Leaders sometimes make the same mistakes other speakers make when speaking, but they get themselves into more trouble when they do.
Audiences are pretty forgiving. They’ve suffered through so many bad speeches and presentations over the years that they’ve developed low standards. And audiences are willing to cut most presenters some slack, because they’re so happy they’re not the one who has to give the talk.
So you can usually count on the audience’s goodwill. You just have to demonstrate a sincere effort and give a half-way decent speech.
But the same isn’t true when you’re a leader.

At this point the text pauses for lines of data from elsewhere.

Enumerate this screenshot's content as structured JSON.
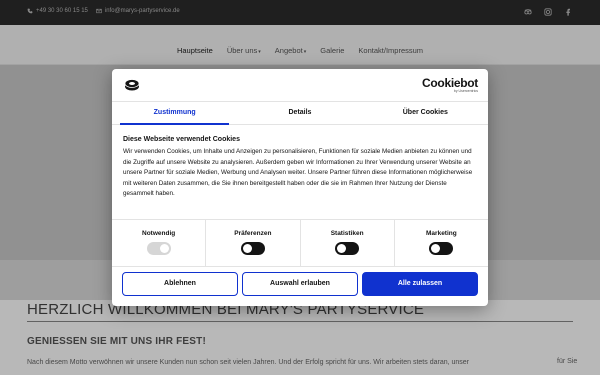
{
  "topbar": {
    "phone": "+49 30 30 60 15 15",
    "email": "info@marys-partyservice.de",
    "social_icons": [
      "tripadvisor-icon",
      "instagram-icon",
      "facebook-icon"
    ]
  },
  "nav": {
    "items": [
      {
        "label": "Hauptseite",
        "active": true,
        "dropdown": false
      },
      {
        "label": "Über uns",
        "active": false,
        "dropdown": true
      },
      {
        "label": "Angebot",
        "active": false,
        "dropdown": true
      },
      {
        "label": "Galerie",
        "active": false,
        "dropdown": false
      },
      {
        "label": "Kontakt/Impressum",
        "active": false,
        "dropdown": false
      }
    ]
  },
  "page": {
    "welcome": "HERZLICH WILLKOMMEN BEI MARY'S PARTYSERVICE",
    "subheading": "GENIESSEN SIE MIT UNS IHR FEST!",
    "body_text": "Nach diesem Motto verwöhnen wir unsere Kunden nun schon seit vielen Jahren. Und der Erfolg spricht für uns. Wir arbeiten stets daran, unser",
    "body_text_end": "für Sie"
  },
  "cookie_dialog": {
    "brand_name": "Cookiebot",
    "brand_byline": "by Usercentrics",
    "tabs": [
      {
        "label": "Zustimmung",
        "active": true
      },
      {
        "label": "Details",
        "active": false
      },
      {
        "label": "Über Cookies",
        "active": false
      }
    ],
    "title": "Diese Webseite verwendet Cookies",
    "text": "Wir verwenden Cookies, um Inhalte und Anzeigen zu personalisieren, Funktionen für soziale Medien anbieten zu können und die Zugriffe auf unsere Website zu analysieren. Außerdem geben wir Informationen zu Ihrer Verwendung unserer Website an unsere Partner für soziale Medien, Werbung und Analysen weiter. Unsere Partner führen diese Informationen möglicherweise mit weiteren Daten zusammen, die Sie ihnen bereitgestellt haben oder die sie im Rahmen Ihrer Nutzung der Dienste gesammelt haben.",
    "toggles": [
      {
        "label": "Notwendig",
        "checked": true,
        "disabled": true
      },
      {
        "label": "Präferenzen",
        "checked": false,
        "disabled": false
      },
      {
        "label": "Statistiken",
        "checked": false,
        "disabled": false
      },
      {
        "label": "Marketing",
        "checked": false,
        "disabled": false
      }
    ],
    "buttons": {
      "deny": "Ablehnen",
      "allow_selection": "Auswahl erlauben",
      "allow_all": "Alle zulassen"
    },
    "colors": {
      "accent": "#1032cf",
      "text": "#141414",
      "toggle_off": "#141414",
      "toggle_disabled": "#d6d6d6"
    }
  }
}
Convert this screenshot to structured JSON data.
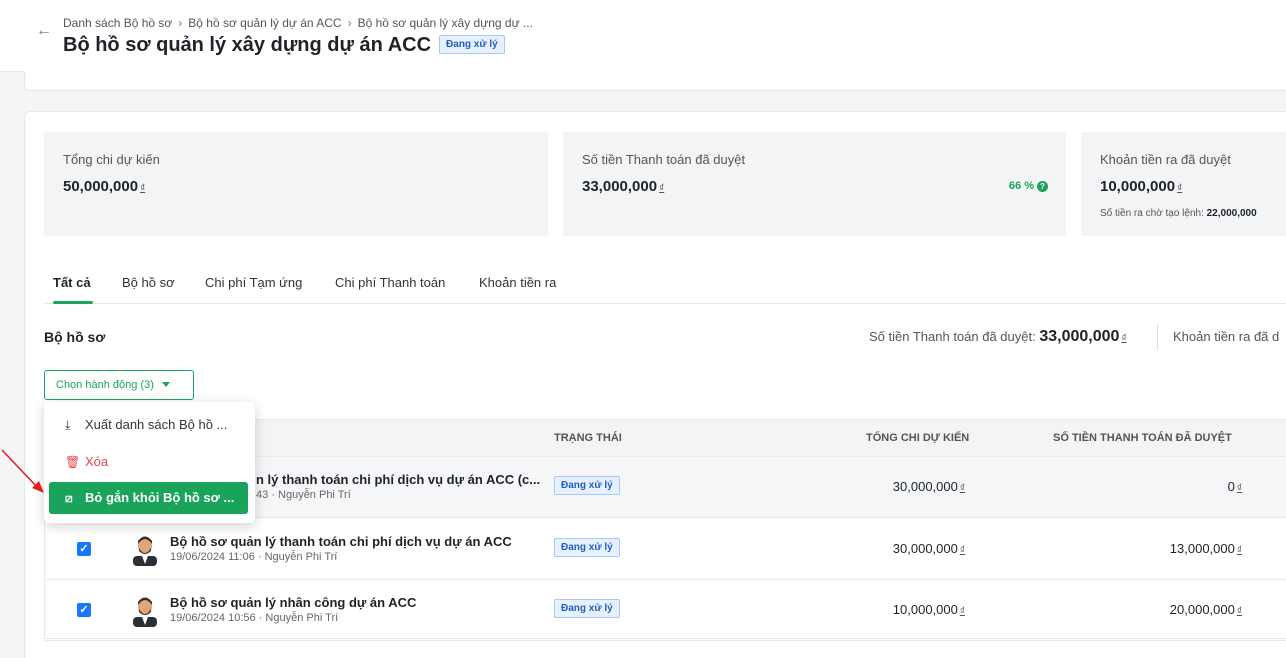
{
  "header": {
    "breadcrumbs": [
      "Danh sách Bộ hồ sơ",
      "Bộ hồ sơ quản lý dự án ACC",
      "Bộ hồ sơ quản lý xây dựng dự ..."
    ],
    "title": "Bộ hồ sơ quản lý xây dựng dự án ACC",
    "status": "Đang xử lý"
  },
  "stats": [
    {
      "label": "Tổng chi dự kiến",
      "value": "50,000,000"
    },
    {
      "label": "Số tiền Thanh toán đã duyệt",
      "value": "33,000,000",
      "percent": "66 %"
    },
    {
      "label": "Khoản tiền ra đã duyệt",
      "value": "10,000,000",
      "sub_label": "Số tiền ra chờ tạo lệnh:",
      "sub_value": "22,000,000"
    }
  ],
  "currency": "₫",
  "tabs": [
    "Tất cả",
    "Bộ hồ sơ",
    "Chi phí Tạm ứng",
    "Chi phí Thanh toán",
    "Khoản tiền ra"
  ],
  "section": {
    "title": "Bộ hồ sơ",
    "summary_label": "Số tiền Thanh toán đã duyệt:",
    "summary_value": "33,000,000",
    "summary2_label": "Khoản tiền ra đã d"
  },
  "action_button": "Chọn hành động (3)",
  "menu": {
    "export": "Xuất danh sách Bộ hồ ...",
    "delete": "Xóa",
    "unlink": "Bỏ gắn khỏi Bộ hồ sơ ..."
  },
  "table": {
    "headers": [
      "TRẠNG THÁI",
      "TỔNG CHI DỰ KIẾN",
      "SỐ TIỀN THANH TOÁN ĐÃ DUYỆT"
    ],
    "rows": [
      {
        "title": "n lý thanh toán chi phí dịch vụ dự án ACC (c...",
        "meta": "43 · Nguyễn Phi Trí",
        "status": "Đang xử lý",
        "total": "30,000,000",
        "paid": "0"
      },
      {
        "title": "Bộ hồ sơ quản lý thanh toán chi phí dịch vụ dự án ACC",
        "meta": "19/06/2024 11:06 · Nguyễn Phi Trí",
        "status": "Đang xử lý",
        "total": "30,000,000",
        "paid": "13,000,000"
      },
      {
        "title": "Bộ hồ sơ quản lý nhân công dự án ACC",
        "meta": "19/06/2024 10:56 · Nguyễn Phi Trí",
        "status": "Đang xử lý",
        "total": "10,000,000",
        "paid": "20,000,000"
      }
    ]
  },
  "colors": {
    "accent": "#1aa35b",
    "status_bg": "#e6f0ff",
    "status_text": "#1f5fbf",
    "danger": "#e5484d",
    "checkbox": "#1677ff",
    "annotation_arrow": "#e02020"
  },
  "icons": {
    "back": "arrow-left-icon",
    "export": "download-icon",
    "delete": "trash-icon",
    "unlink": "unlink-icon",
    "help": "question-circle-icon"
  }
}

Rightly or wrongly — most rightly in my opinion — audiences expect more from their leaders. That’s why, if you’re a leader or if you want to be perceived as a leader, you can’t settle for being — in the words of a friend of mine — a “not sucky” speaker. You have to be a cut or two above the rest.
Here’s my opinionated list of the mistakes you can’t afford to make as a leader when you’re giving a speech or presentation. (I’m only posting the first 3 rules today. I’ll post the last 4 rules at a later date.)
1. Not Having a Goal
How many times have you left a presentation scratching your head, asking yourself “what the hell was that about?” If so, it’s probably because the speaker didn’t know him- or herself. As a speaker you have to know and you have to let the audience know why you’re speaking to them. What do you want to accomplish? What do you want the audience to know, feel, or do as a result of listening to you?
2. Not Having Anything to Say
My mother used to say, “If you don’t have anything nice to say about someone, don’t say anything at all.” I’ve adopted her advice (in theory, if not in practice) and adapted it: If you don’t have anything important to say, don’t say it. Leaders talk — or they should talk — about things that matter. Build each speech around one idea. Just one idea. But it has to be what I call a “Big Idea,” something that has the power to change people’s lives, if only in a small way.
As a rule, I find that the more big words a speaker uses, the smaller their ideas. If you’ve got something important to say, you don’t have to dress it up in fancy clothes.
3. Taking Too Long to Say It
When’s the last time you wished a speaker had gone on longer? People have limited attention spans these days. They are easily bored. And they’re always thinking about what else they have to be doing. So you have to have something worth saying (your Big Idea) and you have to say it as briefly as possible. Leave them wanting more. In my book I propose the rule “no speech over twenty minutes.”
What do you think? I’m especially interested in hearing if you agree with what I said about big ideas not needing to be dressed up with big words.